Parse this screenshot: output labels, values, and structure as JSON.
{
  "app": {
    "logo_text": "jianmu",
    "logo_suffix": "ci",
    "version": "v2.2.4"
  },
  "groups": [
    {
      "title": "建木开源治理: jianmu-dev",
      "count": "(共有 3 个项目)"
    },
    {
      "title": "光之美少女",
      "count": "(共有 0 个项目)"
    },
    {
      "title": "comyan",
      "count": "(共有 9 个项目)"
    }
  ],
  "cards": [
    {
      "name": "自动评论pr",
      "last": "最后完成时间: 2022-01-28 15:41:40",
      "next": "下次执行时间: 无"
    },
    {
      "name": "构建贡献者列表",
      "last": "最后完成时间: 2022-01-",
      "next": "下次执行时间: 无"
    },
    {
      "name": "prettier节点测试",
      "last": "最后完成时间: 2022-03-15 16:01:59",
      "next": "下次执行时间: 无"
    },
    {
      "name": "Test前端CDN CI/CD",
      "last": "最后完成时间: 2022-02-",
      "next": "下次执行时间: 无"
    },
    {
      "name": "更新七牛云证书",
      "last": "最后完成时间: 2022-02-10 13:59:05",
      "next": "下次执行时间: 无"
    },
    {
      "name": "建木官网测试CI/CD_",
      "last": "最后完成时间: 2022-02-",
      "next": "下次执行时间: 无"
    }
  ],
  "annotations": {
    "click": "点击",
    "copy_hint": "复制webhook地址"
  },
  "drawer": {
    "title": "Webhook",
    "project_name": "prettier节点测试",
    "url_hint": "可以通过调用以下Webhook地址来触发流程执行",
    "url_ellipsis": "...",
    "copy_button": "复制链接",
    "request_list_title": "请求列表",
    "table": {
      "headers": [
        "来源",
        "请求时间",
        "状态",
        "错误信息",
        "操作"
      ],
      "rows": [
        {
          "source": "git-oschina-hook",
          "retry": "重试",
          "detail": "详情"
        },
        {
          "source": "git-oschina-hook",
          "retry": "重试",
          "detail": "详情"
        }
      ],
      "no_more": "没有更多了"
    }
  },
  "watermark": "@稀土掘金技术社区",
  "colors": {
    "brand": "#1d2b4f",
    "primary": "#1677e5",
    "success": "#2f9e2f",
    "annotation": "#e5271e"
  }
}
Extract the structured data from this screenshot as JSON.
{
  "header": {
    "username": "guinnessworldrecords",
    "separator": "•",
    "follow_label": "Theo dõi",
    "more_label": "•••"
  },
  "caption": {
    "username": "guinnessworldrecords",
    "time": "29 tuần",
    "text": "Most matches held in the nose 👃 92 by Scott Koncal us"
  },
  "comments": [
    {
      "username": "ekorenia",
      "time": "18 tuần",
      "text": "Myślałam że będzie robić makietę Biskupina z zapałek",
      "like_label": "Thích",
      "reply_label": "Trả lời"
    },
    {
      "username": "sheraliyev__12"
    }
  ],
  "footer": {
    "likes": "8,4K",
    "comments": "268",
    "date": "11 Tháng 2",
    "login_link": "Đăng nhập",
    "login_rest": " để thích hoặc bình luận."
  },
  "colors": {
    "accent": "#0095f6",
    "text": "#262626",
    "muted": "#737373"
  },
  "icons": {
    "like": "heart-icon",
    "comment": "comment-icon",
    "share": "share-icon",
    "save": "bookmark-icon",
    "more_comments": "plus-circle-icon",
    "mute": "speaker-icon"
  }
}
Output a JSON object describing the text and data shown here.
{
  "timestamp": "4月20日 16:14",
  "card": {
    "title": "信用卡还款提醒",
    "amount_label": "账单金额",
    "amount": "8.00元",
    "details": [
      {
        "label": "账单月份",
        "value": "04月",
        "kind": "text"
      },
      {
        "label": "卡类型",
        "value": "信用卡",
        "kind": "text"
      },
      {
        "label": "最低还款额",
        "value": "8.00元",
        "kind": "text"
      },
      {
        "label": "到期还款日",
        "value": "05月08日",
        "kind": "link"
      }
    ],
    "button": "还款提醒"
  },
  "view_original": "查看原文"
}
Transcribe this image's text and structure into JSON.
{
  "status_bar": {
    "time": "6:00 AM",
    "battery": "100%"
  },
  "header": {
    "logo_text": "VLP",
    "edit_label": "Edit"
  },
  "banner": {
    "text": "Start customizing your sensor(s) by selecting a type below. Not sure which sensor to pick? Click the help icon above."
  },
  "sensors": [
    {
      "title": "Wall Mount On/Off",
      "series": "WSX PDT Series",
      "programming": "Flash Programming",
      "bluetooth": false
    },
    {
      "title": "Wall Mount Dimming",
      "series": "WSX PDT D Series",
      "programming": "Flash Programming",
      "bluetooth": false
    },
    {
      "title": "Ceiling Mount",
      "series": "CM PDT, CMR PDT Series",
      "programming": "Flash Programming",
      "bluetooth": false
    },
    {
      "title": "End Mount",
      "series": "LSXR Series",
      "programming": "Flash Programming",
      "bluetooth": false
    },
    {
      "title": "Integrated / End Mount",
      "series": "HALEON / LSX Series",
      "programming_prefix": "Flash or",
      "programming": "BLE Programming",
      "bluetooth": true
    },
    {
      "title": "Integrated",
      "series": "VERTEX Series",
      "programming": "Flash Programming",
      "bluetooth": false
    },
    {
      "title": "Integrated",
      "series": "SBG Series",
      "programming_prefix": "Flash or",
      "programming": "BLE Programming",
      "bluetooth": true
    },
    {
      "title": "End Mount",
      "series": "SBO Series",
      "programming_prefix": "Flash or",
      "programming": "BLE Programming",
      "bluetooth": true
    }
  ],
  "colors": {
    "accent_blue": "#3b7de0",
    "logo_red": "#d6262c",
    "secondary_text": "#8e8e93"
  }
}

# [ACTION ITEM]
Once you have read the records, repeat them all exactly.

# [COMPLETED EXERCISE]
Parse this screenshot: output labels, values, and structure as JSON.
{
  "app": {
    "logo_text": "jianmu",
    "logo_suffix": "ci",
    "version": "v2.2.4"
  },
  "groups": [
    {
      "title": "建木开源治理: jianmu-dev",
      "count": "(共有 3 个项目)"
    },
    {
      "title": "光之美少女",
      "count": "(共有 0 个项目)"
    },
    {
      "title": "comyan",
      "count": "(共有 9 个项目)"
    }
  ],
  "cards": [
    {
      "name": "自动评论pr",
      "last": "最后完成时间: 2022-01-28 15:41:40",
      "next": "下次执行时间: 无"
    },
    {
      "name": "构建贡献者列表",
      "last": "最后完成时间: 2022-01-",
      "next": "下次执行时间: 无"
    },
    {
      "name": "prettier节点测试",
      "last": "最后完成时间: 2022-03-15 16:01:59",
      "next": "下次执行时间: 无"
    },
    {
      "name": "Test前端CDN CI/CD",
      "last": "最后完成时间: 2022-02-",
      "next": "下次执行时间: 无"
    },
    {
      "name": "更新七牛云证书",
      "last": "最后完成时间: 2022-02-10 13:59:05",
      "next": "下次执行时间: 无"
    },
    {
      "name": "建木官网测试CI/CD_",
      "last": "最后完成时间: 2022-02-",
      "next": "下次执行时间: 无"
    }
  ],
  "annotations": {
    "click": "点击",
    "copy_hint": "复制webhook地址"
  },
  "drawer": {
    "title": "Webhook",
    "project_name": "prettier节点测试",
    "url_hint": "可以通过调用以下Webhook地址来触发流程执行",
    "url_ellipsis": "...",
    "copy_button": "复制链接",
    "request_list_title": "请求列表",
    "table": {
      "headers": [
        "来源",
        "请求时间",
        "状态",
        "错误信息",
        "操作"
      ],
      "rows": [
        {
          "source": "git-oschina-hook",
          "retry": "重试",
          "detail": "详情"
        },
        {
          "source": "git-oschina-hook",
          "retry": "重试",
          "detail": "详情"
        }
      ],
      "no_more": "没有更多了"
    }
  },
  "watermark": "@稀土掘金技术社区",
  "colors": {
    "brand": "#1d2b4f",
    "primary": "#1677e5",
    "success": "#2f9e2f",
    "annotation": "#e5271e"
  }
}
Extract the structured data from this screenshot as JSON.
{
  "header": {
    "username": "guinnessworldrecords",
    "separator": "•",
    "follow_label": "Theo dõi",
    "more_label": "•••"
  },
  "caption": {
    "username": "guinnessworldrecords",
    "time": "29 tuần",
    "text": "Most matches held in the nose 👃 92 by Scott Koncal us"
  },
  "comments": [
    {
      "username": "ekorenia",
      "time": "18 tuần",
      "text": "Myślałam że będzie robić makietę Biskupina z zapałek",
      "like_label": "Thích",
      "reply_label": "Trả lời"
    },
    {
      "username": "sheraliyev__12"
    }
  ],
  "footer": {
    "likes": "8,4K",
    "comments": "268",
    "date": "11 Tháng 2",
    "login_link": "Đăng nhập",
    "login_rest": " để thích hoặc bình luận."
  },
  "colors": {
    "accent": "#0095f6",
    "text": "#262626",
    "muted": "#737373"
  },
  "icons": {
    "like": "heart-icon",
    "comment": "comment-icon",
    "share": "share-icon",
    "save": "bookmark-icon",
    "more_comments": "plus-circle-icon",
    "mute": "speaker-icon"
  }
}
Output a JSON object describing the text and data shown here.
{
  "timestamp": "4月20日 16:14",
  "card": {
    "title": "信用卡还款提醒",
    "amount_label": "账单金额",
    "amount": "8.00元",
    "details": [
      {
        "label": "账单月份",
        "value": "04月",
        "kind": "text"
      },
      {
        "label": "卡类型",
        "value": "信用卡",
        "kind": "text"
      },
      {
        "label": "最低还款额",
        "value": "8.00元",
        "kind": "text"
      },
      {
        "label": "到期还款日",
        "value": "05月08日",
        "kind": "link"
      }
    ],
    "button": "还款提醒"
  },
  "view_original": "查看原文"
}
Transcribe this image's text and structure into JSON.
{
  "status_bar": {
    "time": "6:00 AM",
    "battery": "100%"
  },
  "header": {
    "logo_text": "VLP",
    "edit_label": "Edit"
  },
  "banner": {
    "text": "Start customizing your sensor(s) by selecting a type below. Not sure which sensor to pick? Click the help icon above."
  },
  "sensors": [
    {
      "title": "Wall Mount On/Off",
      "series": "WSX PDT Series",
      "programming": "Flash Programming",
      "bluetooth": false
    },
    {
      "title": "Wall Mount Dimming",
      "series": "WSX PDT D Series",
      "programming": "Flash Programming",
      "bluetooth": false
    },
    {
      "title": "Ceiling Mount",
      "series": "CM PDT, CMR PDT Series",
      "programming": "Flash Programming",
      "bluetooth": false
    },
    {
      "title": "End Mount",
      "series": "LSXR Series",
      "programming": "Flash Programming",
      "bluetooth": false
    },
    {
      "title": "Integrated / End Mount",
      "series": "HALEON / LSX Series",
      "programming_prefix": "Flash or",
      "programming": "BLE Programming",
      "bluetooth": true
    },
    {
      "title": "Integrated",
      "series": "VERTEX Series",
      "programming": "Flash Programming",
      "bluetooth": false
    },
    {
      "title": "Integrated",
      "series": "SBG Series",
      "programming_prefix": "Flash or",
      "programming": "BLE Programming",
      "bluetooth": true
    },
    {
      "title": "End Mount",
      "series": "SBO Series",
      "programming_prefix": "Flash or",
      "programming": "BLE Programming",
      "bluetooth": true
    }
  ],
  "colors": {
    "accent_blue": "#3b7de0",
    "logo_red": "#d6262c",
    "secondary_text": "#8e8e93"
  }
}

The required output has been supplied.